"My dream right now is to drive in the Aguilar this December," Barbuto said. "I am going to practice all summer and fall for this next event and hope to win it."
While she spoke, her 9-year-old brother was listening, perhaps waiting for his opportunity. At 80 pounds, he had just sailed the whole regatta with Ian Barrows. Barrows may join his older brother Tom in his next Olympic campaign.
Bill Canfield notes that with the sailing program in place at St. Thomas Yacht Club, headed up by Margo Lunch, a teacher at the Antilles School, his biggest concern is that parents on the island today are no longer as knowledgeable about sailing. This is one reason Canfield encourages high school-age youths to become coaches to the younger kids as a way to keep the adults at bay and try and prevent burn out among the youngsters.
"Years ago, when we started to ramp up the sailing program, we were all competitive sailors ourselves who knew, loved and understood the sport. It is more difficult to duplicate that today. I would like to see parents focus less on whether their child wins that day or loses," Canfield said. "I would like to see them learn the sport."
There is no doubt that many who have contributed to the success of these sailors believe in staying true to what it means to be a Virgin Islands competitor; helicopter parents need not apply.
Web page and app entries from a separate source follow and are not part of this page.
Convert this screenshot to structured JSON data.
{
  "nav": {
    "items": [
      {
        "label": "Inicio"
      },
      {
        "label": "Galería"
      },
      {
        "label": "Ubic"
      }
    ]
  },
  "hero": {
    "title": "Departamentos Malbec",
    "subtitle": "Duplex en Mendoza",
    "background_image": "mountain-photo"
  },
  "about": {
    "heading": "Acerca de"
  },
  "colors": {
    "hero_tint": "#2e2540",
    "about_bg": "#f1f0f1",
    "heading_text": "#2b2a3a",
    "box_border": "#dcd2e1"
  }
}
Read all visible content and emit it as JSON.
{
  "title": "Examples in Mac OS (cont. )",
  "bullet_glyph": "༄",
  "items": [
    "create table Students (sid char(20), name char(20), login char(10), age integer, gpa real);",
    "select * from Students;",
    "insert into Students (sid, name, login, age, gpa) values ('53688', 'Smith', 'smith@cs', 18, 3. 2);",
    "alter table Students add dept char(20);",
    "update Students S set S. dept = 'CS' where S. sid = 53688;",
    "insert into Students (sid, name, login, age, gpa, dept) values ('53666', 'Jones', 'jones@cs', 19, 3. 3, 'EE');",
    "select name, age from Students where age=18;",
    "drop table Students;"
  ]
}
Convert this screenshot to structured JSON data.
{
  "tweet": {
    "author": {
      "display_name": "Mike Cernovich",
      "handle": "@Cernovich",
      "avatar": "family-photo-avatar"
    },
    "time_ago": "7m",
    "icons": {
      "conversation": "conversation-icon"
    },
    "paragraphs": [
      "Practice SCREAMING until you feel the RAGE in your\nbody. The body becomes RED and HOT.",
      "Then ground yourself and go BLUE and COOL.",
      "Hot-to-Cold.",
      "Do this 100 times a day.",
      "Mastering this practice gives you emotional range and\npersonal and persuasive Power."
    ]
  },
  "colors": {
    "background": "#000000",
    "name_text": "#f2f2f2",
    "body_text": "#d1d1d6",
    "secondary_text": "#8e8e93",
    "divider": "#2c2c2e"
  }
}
"One of the reasons these kids are so good is because they learn to become watermen first. They know seamanship. They don't really learn windward leeward courses at first but instead it is the time they spend on the water that advances their skills at a very young age," said Melges 32 sailor Anthony Kotoun, who is in his 30s but grew up in St. Thomas and now lives in Newport, Rhode Island. "What I find is that in the U.S., you may see a batch of say 50 kids go through the Optimist dinghy programs and perhaps three out of the 50 will continue to pursue sailing. Here, we may see 12 kids excel at a young age and as they mature you will see 10 of those 12 kids continue sailing competitively into adulthood."